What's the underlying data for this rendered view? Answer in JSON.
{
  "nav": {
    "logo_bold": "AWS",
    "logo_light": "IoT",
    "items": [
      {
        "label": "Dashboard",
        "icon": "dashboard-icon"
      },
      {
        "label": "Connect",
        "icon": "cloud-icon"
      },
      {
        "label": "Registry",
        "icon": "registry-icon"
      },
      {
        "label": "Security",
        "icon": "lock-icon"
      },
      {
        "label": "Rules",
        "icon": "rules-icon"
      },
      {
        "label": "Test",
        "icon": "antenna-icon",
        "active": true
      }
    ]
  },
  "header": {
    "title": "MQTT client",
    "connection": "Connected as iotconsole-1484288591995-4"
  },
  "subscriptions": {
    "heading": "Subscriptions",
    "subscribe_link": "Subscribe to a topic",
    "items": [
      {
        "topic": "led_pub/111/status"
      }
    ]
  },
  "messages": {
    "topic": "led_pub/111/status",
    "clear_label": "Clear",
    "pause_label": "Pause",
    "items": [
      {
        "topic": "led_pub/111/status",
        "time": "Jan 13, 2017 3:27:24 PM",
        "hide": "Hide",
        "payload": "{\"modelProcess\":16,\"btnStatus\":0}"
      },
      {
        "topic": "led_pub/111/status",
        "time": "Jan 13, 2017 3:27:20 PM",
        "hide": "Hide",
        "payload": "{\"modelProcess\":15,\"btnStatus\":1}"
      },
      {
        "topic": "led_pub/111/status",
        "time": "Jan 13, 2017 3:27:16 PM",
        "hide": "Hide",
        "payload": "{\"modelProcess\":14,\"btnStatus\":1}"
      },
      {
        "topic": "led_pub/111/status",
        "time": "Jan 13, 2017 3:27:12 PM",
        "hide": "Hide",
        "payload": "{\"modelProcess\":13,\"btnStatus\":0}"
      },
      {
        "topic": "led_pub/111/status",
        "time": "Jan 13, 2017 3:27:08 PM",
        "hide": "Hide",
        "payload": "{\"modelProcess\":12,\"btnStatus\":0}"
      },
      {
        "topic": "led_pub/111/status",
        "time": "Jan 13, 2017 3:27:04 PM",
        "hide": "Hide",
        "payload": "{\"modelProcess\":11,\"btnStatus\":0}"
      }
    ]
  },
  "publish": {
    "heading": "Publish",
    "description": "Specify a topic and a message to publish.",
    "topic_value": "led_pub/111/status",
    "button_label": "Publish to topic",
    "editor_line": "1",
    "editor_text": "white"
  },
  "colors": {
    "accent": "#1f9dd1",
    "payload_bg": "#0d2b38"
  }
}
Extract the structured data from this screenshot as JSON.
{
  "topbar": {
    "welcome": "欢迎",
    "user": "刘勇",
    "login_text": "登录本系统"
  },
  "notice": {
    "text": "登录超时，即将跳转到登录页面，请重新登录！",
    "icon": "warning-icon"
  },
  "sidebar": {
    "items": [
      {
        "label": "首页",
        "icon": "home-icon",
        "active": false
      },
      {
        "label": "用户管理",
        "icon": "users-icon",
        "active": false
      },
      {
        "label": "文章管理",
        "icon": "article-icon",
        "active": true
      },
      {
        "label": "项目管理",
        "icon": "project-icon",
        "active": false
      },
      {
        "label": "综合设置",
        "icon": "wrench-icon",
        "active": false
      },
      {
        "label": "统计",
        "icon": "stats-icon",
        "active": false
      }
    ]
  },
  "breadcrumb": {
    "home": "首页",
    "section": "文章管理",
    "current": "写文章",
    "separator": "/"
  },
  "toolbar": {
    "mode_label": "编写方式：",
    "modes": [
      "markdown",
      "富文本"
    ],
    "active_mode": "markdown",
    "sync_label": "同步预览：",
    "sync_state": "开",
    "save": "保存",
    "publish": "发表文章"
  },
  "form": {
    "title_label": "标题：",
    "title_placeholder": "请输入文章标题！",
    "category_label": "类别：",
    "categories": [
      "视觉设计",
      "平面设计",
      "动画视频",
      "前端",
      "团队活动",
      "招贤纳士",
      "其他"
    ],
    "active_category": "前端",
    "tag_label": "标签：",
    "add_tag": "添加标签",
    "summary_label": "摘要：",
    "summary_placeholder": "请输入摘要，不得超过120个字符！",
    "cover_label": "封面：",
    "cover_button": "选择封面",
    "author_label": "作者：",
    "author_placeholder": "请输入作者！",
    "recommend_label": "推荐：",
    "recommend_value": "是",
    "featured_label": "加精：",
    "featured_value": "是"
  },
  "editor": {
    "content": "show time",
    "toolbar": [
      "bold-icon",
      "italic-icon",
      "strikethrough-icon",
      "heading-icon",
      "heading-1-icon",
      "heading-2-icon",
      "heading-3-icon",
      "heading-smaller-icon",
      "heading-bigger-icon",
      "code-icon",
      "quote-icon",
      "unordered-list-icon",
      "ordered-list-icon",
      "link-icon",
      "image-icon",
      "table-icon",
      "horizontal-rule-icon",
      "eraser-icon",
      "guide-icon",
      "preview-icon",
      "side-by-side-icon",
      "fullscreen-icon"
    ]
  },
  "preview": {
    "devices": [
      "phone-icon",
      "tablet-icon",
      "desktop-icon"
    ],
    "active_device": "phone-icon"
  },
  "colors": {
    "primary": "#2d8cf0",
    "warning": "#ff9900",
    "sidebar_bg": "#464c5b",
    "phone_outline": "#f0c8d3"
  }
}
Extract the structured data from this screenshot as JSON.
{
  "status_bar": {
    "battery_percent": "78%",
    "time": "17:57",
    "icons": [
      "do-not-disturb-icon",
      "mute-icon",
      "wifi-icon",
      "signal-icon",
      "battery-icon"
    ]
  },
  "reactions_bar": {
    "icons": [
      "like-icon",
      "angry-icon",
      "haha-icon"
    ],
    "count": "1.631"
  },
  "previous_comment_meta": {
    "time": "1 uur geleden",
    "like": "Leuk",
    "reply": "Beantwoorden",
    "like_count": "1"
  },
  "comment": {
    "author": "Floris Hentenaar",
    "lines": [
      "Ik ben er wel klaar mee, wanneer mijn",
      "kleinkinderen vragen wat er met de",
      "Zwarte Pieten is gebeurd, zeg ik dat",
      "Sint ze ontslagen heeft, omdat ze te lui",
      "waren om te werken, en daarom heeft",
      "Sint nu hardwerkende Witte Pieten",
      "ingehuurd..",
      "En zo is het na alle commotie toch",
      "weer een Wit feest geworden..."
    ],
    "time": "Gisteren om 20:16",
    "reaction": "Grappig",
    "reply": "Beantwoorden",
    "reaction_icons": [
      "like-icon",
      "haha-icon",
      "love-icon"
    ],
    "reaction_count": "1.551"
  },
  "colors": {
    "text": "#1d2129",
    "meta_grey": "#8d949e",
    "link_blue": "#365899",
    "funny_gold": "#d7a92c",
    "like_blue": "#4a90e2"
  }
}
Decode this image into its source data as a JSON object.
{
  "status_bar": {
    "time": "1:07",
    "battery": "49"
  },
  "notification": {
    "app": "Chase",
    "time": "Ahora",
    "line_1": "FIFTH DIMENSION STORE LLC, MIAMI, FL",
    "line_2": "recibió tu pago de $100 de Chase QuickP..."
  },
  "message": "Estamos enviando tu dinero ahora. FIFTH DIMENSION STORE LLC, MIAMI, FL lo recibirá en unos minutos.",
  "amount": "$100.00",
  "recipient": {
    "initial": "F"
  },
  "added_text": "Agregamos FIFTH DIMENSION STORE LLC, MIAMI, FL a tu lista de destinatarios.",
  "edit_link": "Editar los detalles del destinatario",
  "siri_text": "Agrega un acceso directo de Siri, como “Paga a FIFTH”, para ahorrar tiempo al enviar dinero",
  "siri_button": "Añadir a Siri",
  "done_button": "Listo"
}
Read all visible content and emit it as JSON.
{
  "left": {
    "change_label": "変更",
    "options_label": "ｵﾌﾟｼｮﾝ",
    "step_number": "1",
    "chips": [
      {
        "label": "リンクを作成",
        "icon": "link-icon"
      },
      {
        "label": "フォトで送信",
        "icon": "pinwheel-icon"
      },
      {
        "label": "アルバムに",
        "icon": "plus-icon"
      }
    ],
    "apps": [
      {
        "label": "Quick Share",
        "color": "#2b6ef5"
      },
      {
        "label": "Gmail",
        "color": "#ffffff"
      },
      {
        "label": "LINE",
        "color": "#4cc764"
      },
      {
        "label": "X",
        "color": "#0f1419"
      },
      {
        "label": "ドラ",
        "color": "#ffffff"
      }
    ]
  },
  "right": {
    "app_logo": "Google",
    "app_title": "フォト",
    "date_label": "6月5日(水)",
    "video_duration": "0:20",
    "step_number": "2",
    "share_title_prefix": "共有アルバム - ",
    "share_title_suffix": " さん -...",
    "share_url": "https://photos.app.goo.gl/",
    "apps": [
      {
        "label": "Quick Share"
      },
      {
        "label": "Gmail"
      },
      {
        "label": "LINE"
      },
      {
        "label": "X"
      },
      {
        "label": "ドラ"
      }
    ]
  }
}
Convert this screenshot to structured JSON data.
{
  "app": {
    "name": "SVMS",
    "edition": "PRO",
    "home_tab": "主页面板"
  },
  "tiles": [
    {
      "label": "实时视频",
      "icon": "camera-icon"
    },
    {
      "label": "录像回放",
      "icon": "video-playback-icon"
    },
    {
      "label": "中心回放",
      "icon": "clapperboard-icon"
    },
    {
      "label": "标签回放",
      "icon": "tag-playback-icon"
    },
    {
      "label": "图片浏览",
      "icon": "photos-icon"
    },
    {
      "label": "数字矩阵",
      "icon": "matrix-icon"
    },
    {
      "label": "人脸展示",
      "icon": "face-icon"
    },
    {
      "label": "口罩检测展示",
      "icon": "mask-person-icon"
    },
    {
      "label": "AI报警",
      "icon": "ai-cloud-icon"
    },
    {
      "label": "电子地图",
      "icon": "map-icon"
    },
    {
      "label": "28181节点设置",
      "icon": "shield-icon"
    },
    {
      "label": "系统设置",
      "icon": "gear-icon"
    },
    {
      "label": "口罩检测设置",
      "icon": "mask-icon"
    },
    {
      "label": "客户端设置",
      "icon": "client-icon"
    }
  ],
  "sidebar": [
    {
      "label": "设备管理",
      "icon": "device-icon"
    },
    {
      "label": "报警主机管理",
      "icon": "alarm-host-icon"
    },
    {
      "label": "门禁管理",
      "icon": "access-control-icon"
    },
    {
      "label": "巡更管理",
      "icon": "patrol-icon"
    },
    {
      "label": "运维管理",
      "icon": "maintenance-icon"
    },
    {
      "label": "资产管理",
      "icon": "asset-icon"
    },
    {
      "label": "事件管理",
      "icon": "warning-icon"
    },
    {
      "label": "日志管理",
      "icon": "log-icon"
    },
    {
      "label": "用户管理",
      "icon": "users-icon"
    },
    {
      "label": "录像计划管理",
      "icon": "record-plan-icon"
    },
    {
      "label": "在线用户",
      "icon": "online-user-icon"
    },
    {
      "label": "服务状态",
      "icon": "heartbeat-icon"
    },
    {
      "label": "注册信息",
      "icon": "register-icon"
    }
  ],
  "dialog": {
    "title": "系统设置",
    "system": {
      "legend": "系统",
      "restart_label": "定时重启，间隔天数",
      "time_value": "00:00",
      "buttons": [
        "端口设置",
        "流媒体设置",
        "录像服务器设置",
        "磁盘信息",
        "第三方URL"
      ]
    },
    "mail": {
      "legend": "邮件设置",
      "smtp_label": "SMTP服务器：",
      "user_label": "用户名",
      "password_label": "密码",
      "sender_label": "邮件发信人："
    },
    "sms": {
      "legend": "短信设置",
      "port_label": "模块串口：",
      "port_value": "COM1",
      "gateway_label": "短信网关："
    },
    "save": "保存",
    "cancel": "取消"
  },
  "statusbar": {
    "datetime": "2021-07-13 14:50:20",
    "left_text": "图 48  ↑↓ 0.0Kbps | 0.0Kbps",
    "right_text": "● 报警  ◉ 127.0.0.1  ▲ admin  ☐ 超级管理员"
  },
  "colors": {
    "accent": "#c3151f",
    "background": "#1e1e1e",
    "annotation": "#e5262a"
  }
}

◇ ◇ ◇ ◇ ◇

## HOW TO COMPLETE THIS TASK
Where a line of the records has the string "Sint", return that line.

## ANSWER BOX
      "Sint ze ontslagen heeft, omdat ze te lui",
      "Sint nu hardwerkende Witte Pieten",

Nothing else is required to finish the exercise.